Sentencing of Catherine Therese Collyer sends poor message to other victims

Catherine Therese Collyer

Catherine Therese Collyer (left) leaves the Supreme Court with a friend. Pic: Chris Mangan Source: AdelaideNow

WOMEN’S groups are outraged at the jailing of a woman who killed her abusive partner in self-defence, calling it “madness” and a step backward for victims.

They warn that the sentencing of Catherine Therese Collyer – a week before a vigil for domestic violence victims – sends a poor message to those suffering in silence.

>>Read the court’s sentencing remarks

The groups say the Supreme Court has retreated from a stance that spared already-victimised women serving jail time.

But men’s groups say domestic violence is often falsely claimed to excuse lethal actions and it usually works because the men are dead and cannot defend their reputations.


Yesterday, another alleged domestic violence case led to serious charges.

A woman, 37, was charged with aggravated assault causing harm after a man was allegedly stabbed in the chest and abdomen at Twyford St, Elizabeth Grove.

The man was taken to the Royal Adelaide Hospital where his condition is serious but stable.

The woman will appear in court at a later date.

Last Wednesday, the Supreme Court jailed Collyer – who pleaded guilty to manslaughter – for a minimum of nine months.

She admitted she killed her de facto husband, Troy Hannah, in self-defence at Edithburgh, on the Yorke Peninsula, in 2009.

Justice John Sulan said Collyer was remorseful and posed no threat to the community, but declined to suspend her jail term.

Coalition of Women’s Domestic Violence Services of SA co-chair Vicki Lachlan said victims would now be too scared to resist violent men. “The message this sends to the community is one of double-layered madness,” she said.

“It blames the victim for the situation caused by a male perpetrator.

“Women will think they just have to put up with abuse, and never defend themselves for fear of going to jail.”

She said Justice Sulan’s approach was perplexing because he had given spouse-killer Rajini Narayan a suspended sentence.

“This goes completely against what His Honour has said in the past,” she said. “It says that society, community and judges will turn on a beaten woman and see her as the problem.”

Dr Elspeth McInnes, from Women Everywhere Advocating Violence Elimination, said the sentence was inconsistent with past cases of excessive self-defence.

“This case sends a punitive message to victims of domestic violence,” she said. “No one wants women reacting with lethal violence, but we do want victims to be able to defend themselves without being judged.”

Men’s Rights Agency director Sue Price said self-defence was often claimed by women who killed their partners.

“It is used as a defence and the other party is no longer there to defend themselves,” she said.

“It’s a dangerous assumption to rely on claims of domestic violence as an excuse for killing someone, especially when there are so many services available for women who claim they are victims.”

She said men were also victims of domestic violence, but that government funding favoured women’s groups.


>>What women say

SINCE July 2008, there have been 20 fatal events against a background of domestic violence in SA, leaving 30 people dead.

Of those, 17 (57 per cent) were women killed by a male partner or former partner.

National homicide statistics reveal that around 75 women die every year at the hand of a violent partner or former partner.

Research into men’s and women’s descriptions of domestic violence reveals clear differences.

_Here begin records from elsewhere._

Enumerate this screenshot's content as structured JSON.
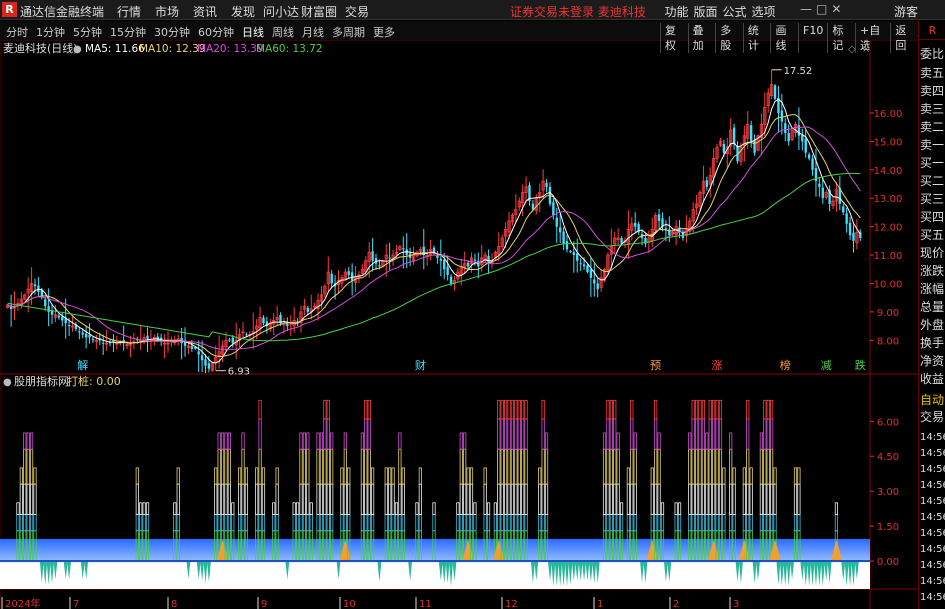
{
  "titlebar": {
    "logo": "R",
    "app_name": "通达信金融终端",
    "menu": [
      "行情",
      "市场",
      "资讯",
      "发现",
      "问小达",
      "财富圈",
      "交易"
    ],
    "notice": "证券交易未登录  麦迪科技",
    "right_menu": [
      "功能",
      "版面",
      "公式",
      "选项"
    ],
    "win": [
      "—",
      "□",
      "✕"
    ],
    "guest": "游客"
  },
  "toolbar": {
    "timeframes": [
      "分时",
      "1分钟",
      "5分钟",
      "15分钟",
      "30分钟",
      "60分钟",
      "日线",
      "周线",
      "月线",
      "多周期",
      "更多"
    ],
    "active_timeframe": "日线",
    "buttons": [
      "复权",
      "叠加",
      "多股",
      "统计",
      "画线",
      "F10",
      "标记",
      "+自选",
      "返回"
    ]
  },
  "right_panel": {
    "header": "R",
    "labels": [
      "委比",
      "卖五",
      "卖四",
      "卖三",
      "卖二",
      "卖一",
      "买一",
      "买二",
      "买三",
      "买四",
      "买五",
      "现价",
      "涨跌",
      "涨幅",
      "总量",
      "外盘",
      "换手",
      "净资",
      "收益",
      "自动",
      "交易"
    ],
    "times": [
      "14:56",
      "14:56",
      "14:56",
      "14:56",
      "14:56",
      "14:56",
      "14:56",
      "14:56",
      "14:56",
      "14:56",
      "14:56"
    ]
  },
  "colors": {
    "up": "#ff3c3c",
    "down": "#40e0ff",
    "ma5": "#ffffff",
    "ma10": "#e8d36a",
    "ma20": "#d24fd8",
    "ma60": "#46d246",
    "axis": "#e03030",
    "grid": "#8a0000",
    "price_label": "#e03030"
  },
  "main_header": {
    "name": "麦迪科技(日线)",
    "ma5": "MA5: 11.66",
    "ma10": "MA10: 12.39",
    "ma20": "MA20: 13.39",
    "ma60": "MA60: 13.72"
  },
  "chart_data": {
    "type": "candlestick",
    "price_axis_ticks": [
      8.0,
      9.0,
      10.0,
      11.0,
      12.0,
      13.0,
      14.0,
      15.0,
      16.0
    ],
    "price_range": [
      7.2,
      17.9
    ],
    "high_label": "17.52",
    "low_label": "6.93",
    "high_value": 17.52,
    "low_value": 6.93,
    "date_labels": [
      "2024年",
      "7",
      "8",
      "9",
      "10",
      "11",
      "12",
      "1",
      "2",
      "3"
    ],
    "markers": [
      {
        "text": "解",
        "color": "#40e0ff",
        "idx": 22
      },
      {
        "text": "财",
        "color": "#40e0ff",
        "idx": 121
      },
      {
        "text": "预",
        "color": "#ff9a3c",
        "idx": 190
      },
      {
        "text": "涨",
        "color": "#ff3c3c",
        "idx": 208
      },
      {
        "text": "榜",
        "color": "#ff9a3c",
        "idx": 228
      },
      {
        "text": "减",
        "color": "#46d246",
        "idx": 240
      },
      {
        "text": "跌",
        "color": "#46d246",
        "idx": 250
      }
    ],
    "close": [
      9.25,
      9.1,
      9.2,
      9.3,
      9.45,
      9.6,
      9.8,
      10.0,
      9.9,
      9.7,
      9.5,
      9.2,
      9.0,
      8.9,
      8.9,
      8.8,
      8.7,
      8.6,
      8.5,
      8.5,
      8.4,
      8.3,
      8.2,
      8.1,
      8.1,
      8.0,
      8.0,
      8.0,
      7.9,
      7.9,
      7.9,
      7.95,
      7.9,
      7.95,
      7.9,
      7.85,
      7.9,
      7.95,
      8.0,
      8.0,
      8.1,
      8.05,
      8.0,
      8.1,
      8.0,
      7.95,
      7.9,
      7.9,
      8.0,
      8.0,
      8.05,
      7.9,
      7.8,
      7.8,
      7.7,
      7.7,
      7.5,
      7.3,
      7.1,
      7.0,
      7.2,
      7.4,
      7.6,
      7.8,
      8.0,
      8.0,
      7.9,
      8.0,
      8.2,
      8.3,
      8.2,
      8.2,
      8.3,
      8.5,
      8.8,
      8.6,
      8.5,
      8.6,
      8.7,
      8.8,
      8.6,
      8.6,
      8.5,
      8.6,
      8.7,
      8.6,
      9.0,
      9.2,
      9.0,
      9.1,
      9.2,
      9.4,
      9.6,
      9.9,
      10.4,
      10.0,
      9.9,
      10.1,
      10.2,
      10.4,
      10.3,
      10.1,
      10.2,
      10.3,
      10.5,
      10.8,
      11.1,
      10.8,
      10.7,
      10.6,
      10.8,
      11.0,
      10.9,
      11.0,
      11.1,
      11.3,
      11.2,
      11.0,
      10.9,
      11.0,
      11.1,
      11.2,
      11.0,
      11.0,
      11.2,
      11.1,
      10.9,
      10.8,
      10.5,
      10.3,
      10.0,
      10.1,
      10.4,
      10.6,
      10.7,
      10.6,
      10.9,
      10.8,
      10.6,
      10.9,
      11.0,
      10.7,
      10.8,
      11.1,
      11.3,
      11.6,
      11.9,
      12.2,
      12.4,
      12.6,
      12.9,
      13.2,
      13.4,
      12.9,
      12.6,
      13.0,
      13.2,
      13.6,
      13.4,
      12.8,
      12.4,
      12.0,
      11.8,
      11.4,
      11.2,
      11.1,
      11.0,
      10.8,
      10.7,
      10.6,
      10.4,
      10.2,
      10.0,
      9.8,
      10.2,
      10.5,
      11.0,
      11.3,
      11.6,
      11.6,
      11.4,
      11.5,
      11.9,
      12.1,
      12.0,
      11.8,
      11.6,
      11.4,
      11.6,
      11.9,
      12.4,
      12.2,
      12.0,
      11.9,
      11.7,
      11.8,
      12.0,
      11.8,
      11.6,
      11.9,
      12.2,
      12.6,
      12.8,
      13.2,
      13.6,
      13.4,
      13.8,
      14.4,
      14.8,
      15.0,
      14.6,
      14.8,
      15.4,
      14.9,
      14.3,
      14.8,
      15.2,
      15.6,
      15.0,
      14.6,
      15.2,
      15.6,
      16.2,
      16.7,
      17.0,
      16.5,
      16.0,
      15.7,
      15.3,
      15.0,
      15.4,
      15.6,
      15.2,
      15.0,
      14.6,
      14.4,
      14.0,
      13.6,
      13.4,
      13.0,
      13.2,
      12.8,
      12.9,
      13.3,
      12.8,
      12.5,
      12.1,
      11.7,
      11.5,
      11.8,
      11.6
    ],
    "indicator": {
      "name": "股朋指标网",
      "label": "打桩: 0.00",
      "ticks": [
        0.0,
        1.5,
        3.0,
        4.5,
        6.0
      ],
      "range": [
        -1.2,
        7.3
      ]
    }
  }
}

Women speak of high levels of fear. Men did not speak about being afraid of violent partners.

By jailing women who hit back, SA is falling behind states which recognise that people should be able to defend themselves against ongoing violence.

Dr Elspeth McInnes, AM, Women Everywhere Advocating Violence Elimination


>>What men say

WHILE there is a need to protect women and children from abuse, there is also a need to recognise men and children need protection from women who are abusive and violent.

More children die at the hands of mothers than fathers.

There is a growing awareness that much of the hyperbole surrounding claims of rampant domestic violence is overstated.

The problem affects a small part of the community, but those opposing the 2006 Family Law amendments claim this is the lot of most women and children.

All victims of violence and abuse deserve policies based on up-to-date, accurate data.

Flawed data can only lead to flawed policies and actions, and children continue to be exposed to violence because of this.

Sue Price, director, Men’s Rights Agency